Larkin said he couldn't confirm a Twin Cities Incident Page report that the incident involved 500 gallons of caustic soda, but he said that the amount of hyrochloric acid was 6,000 gallons—two 6,000-gallon tanks that were each half full.
The building's sprinkler system ran for about two-and-a-half hours, Larkin said, with excess water flowing into tanks below the building. The water may have helped mitigate the chemical reaction, which generated heat but no fire, he said.
Another thing that helped the situation Tuesday, according to Larkin, was a drill last year in which emergency responders and nearby residents practiced for a leak that unlike Tuesday's incident caused contamination outside the water plant.
Also participating in that drill, he said, was the assisted-living apartment building across the street. On Tuesday, Crestview Community residents peeked out a door as crews from three fire departments tackled the emergency, which was contained to a room within the main water plant building.
"It's a really, really safe building," Larkin said.
Jeff Brody, who has lived nearby on Reservoir Boulevard for 41 years, attested to that Tuesday as he watched from the plant's gate. He said he'd never seen an emergency incident like it before there.
Update (5:30 p.m. Tuesday): Two chemicals that shouldn't mix but did created heat but no fire Tuesday afternoon at the City of Minneapolis Water Works facility in Columbia Heights, about a 1/2 mile south of Fridley.
A chemical reaction in the building at 4500 Reservoir Blvd. NE was contained within the room where caustic soda was mistakenly added to hydrochloric acid at about 1 p.m., according to Columbia Heights Assistant Fire Chief John Larkin.
With fire crews from Columbia Heights, Fridley, Minneapolis and St. Anthony on hand, two pairs of Minneapolis firefighters donned silvery Level A (totally encapsulating) hazmat suits to enter the buildinga and evaluate the situation at about 3 p.m.
The first team encountered visibility problems and were relieved by the second team, who completed the evaluation. They determined that "temperatures were within a comfortable range," Larkin said, and were satisfied with readings on air quality monitors—meaning it was "OK to come out of their Level A suits."
Other personnel then entered to shut down the sprinkler system, which ran from 1 p.m. until about 3:30 p.m., leaving "a lot of water" in the approximately 50-by-60-foot hydrochloric acid room, Larkin said.
Update (4:15 p.m. Tuesday): "The building did what it's supposed to do." That was Fridley Fire Fighter Dave Neubarth's assessment of the hazmat situation at the City of Minneapolis Water Works building in Columbia Heights Tuesday afternoon.
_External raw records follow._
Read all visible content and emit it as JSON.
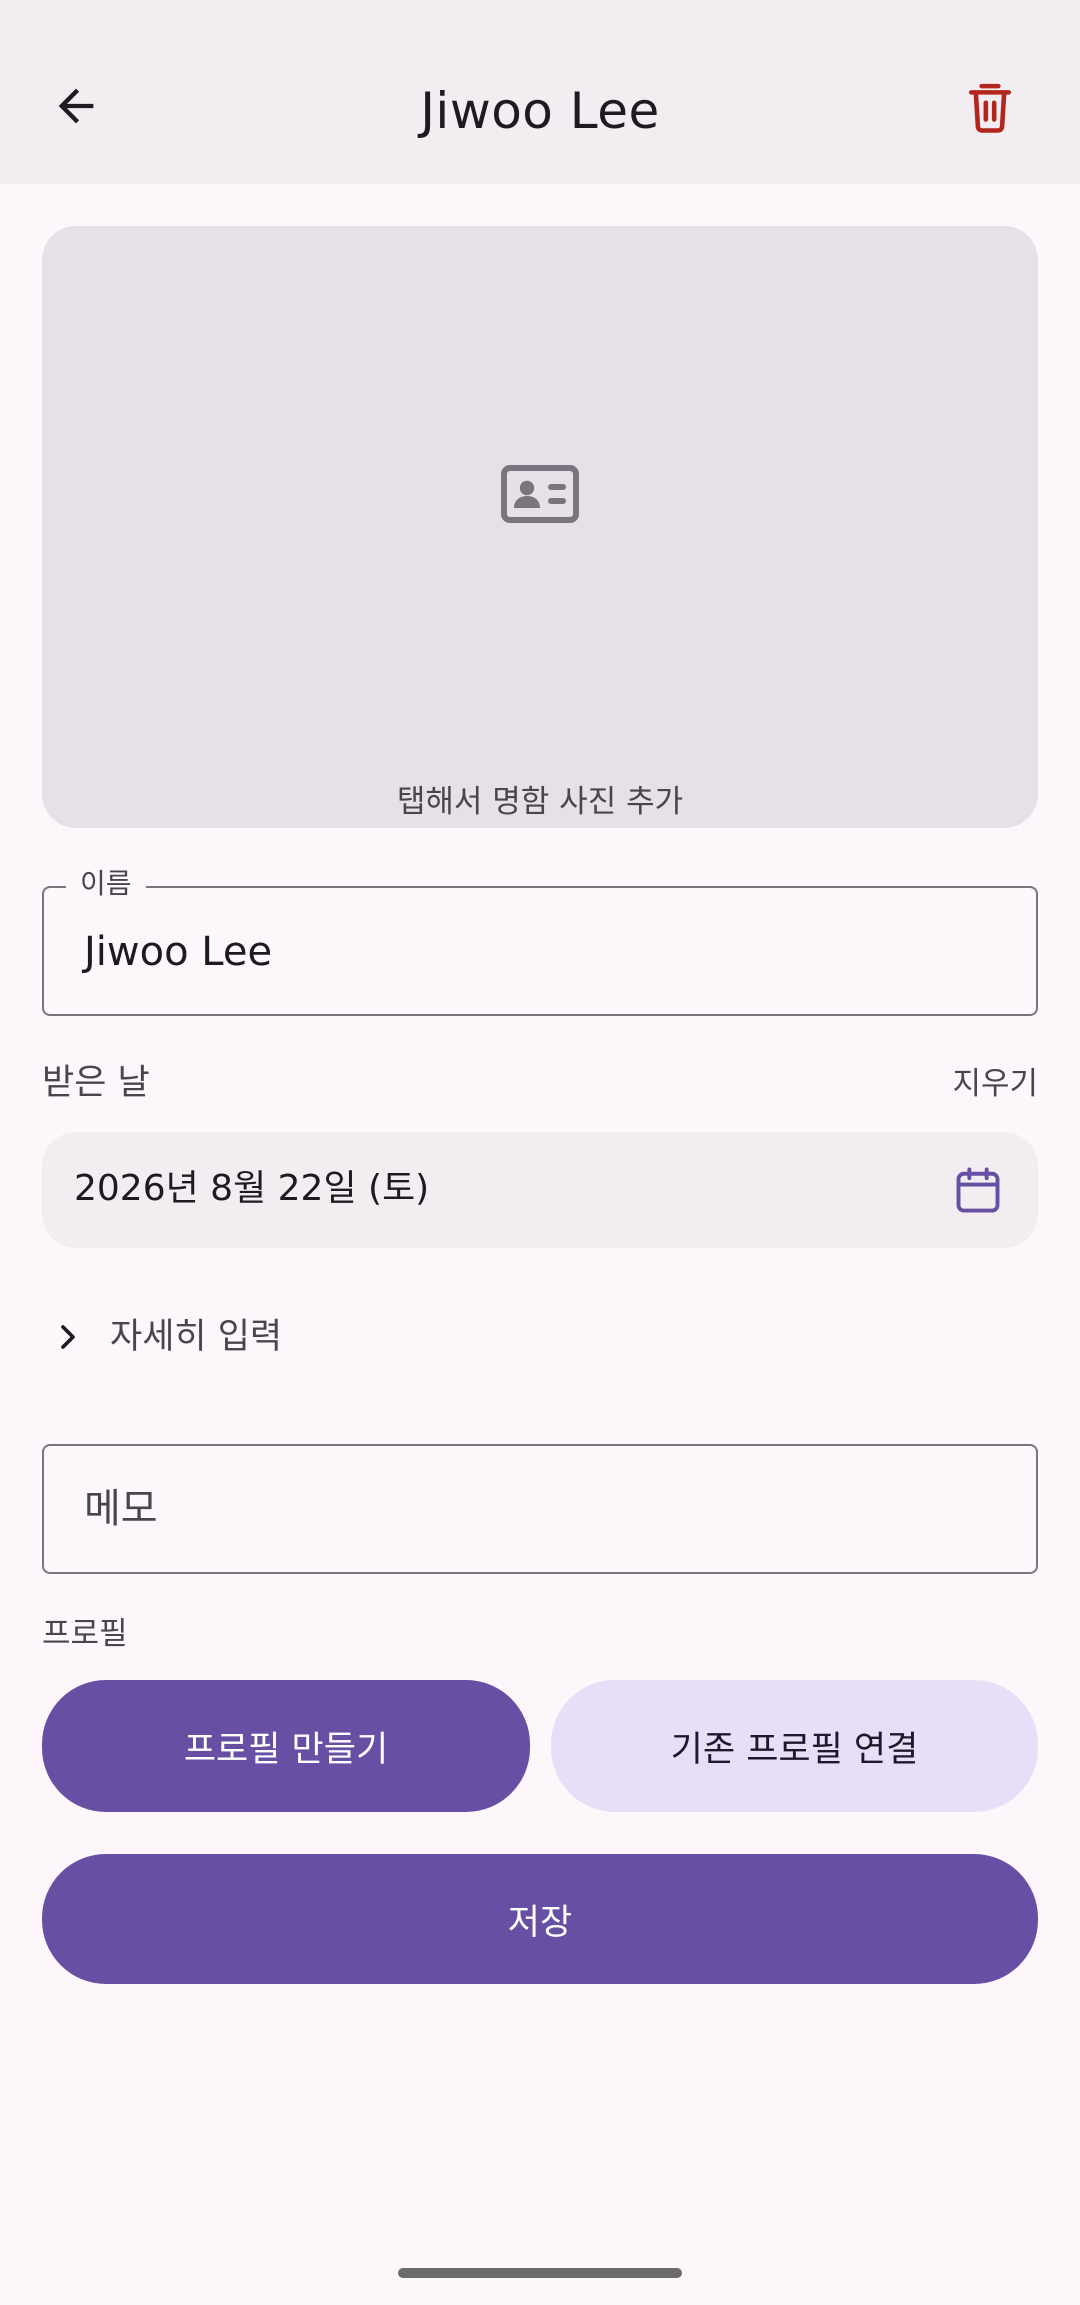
{
  "app_bar": {
    "title": "Jiwoo Lee",
    "back_icon": "arrow-left-icon",
    "delete_icon": "trash-icon",
    "delete_color": "#b3261e"
  },
  "photo": {
    "icon": "id-card-icon",
    "hint": "탭해서 명함 사진 추가"
  },
  "name_field": {
    "label": "이름",
    "value": "Jiwoo Lee"
  },
  "received_date": {
    "label": "받은 날",
    "clear_label": "지우기",
    "value": "2026년 8월 22일 (토)",
    "icon": "calendar-icon"
  },
  "details": {
    "label": "자세히 입력",
    "icon": "chevron-right-icon"
  },
  "memo": {
    "placeholder": "메모"
  },
  "profile": {
    "label": "프로필",
    "create_label": "프로필 만들기",
    "link_label": "기존 프로필 연결"
  },
  "save_label": "저장",
  "colors": {
    "primary": "#6750a4",
    "secondary_container": "#e8def8",
    "surface": "#fdf7fc",
    "app_bar": "#f2edf1"
  }
}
Neubarth was picking up hose that his engine had used to pump water to the Minneapolis Fire Department's mobile decontamination unit shortly before 3 p.m.
Fridley got the call to assist shortly after 1 p.m., he said.
Original post (3 p.m. Tuesday): Fire crews from Fridley and several other cities descended on the City of Minneapolis water works facility in Columbia Heights Tuesday afternoon, responding to a hazardous-materials incident after caustic soda was accidentally added to hydrochloric acid.
That's according to Columbia Heights Assistant Fire Chief John Larkin, who said there was no danger to the community. The building was evacuated and there have been no injuries, he said, although ambulanes and the City of Minneapolis mobile decontamination unit are on hand.
The chemical reaction causes heat, Larkin said, but that is contained in the hydrochloric acid room and there has been no fire.
Two fire fighters wearing Level A hazmat suits for complete coverage were set to enter the building shortly before 3 p.m.
Larkin said his department got a call shortly after 1 p.m. Crews and vehicles from Minneapolis, St. Anthony, Fridley and Brooklyn Center are providing assistance, he said; Fridley Fire Chief John Berg is part of the unified command at the scene.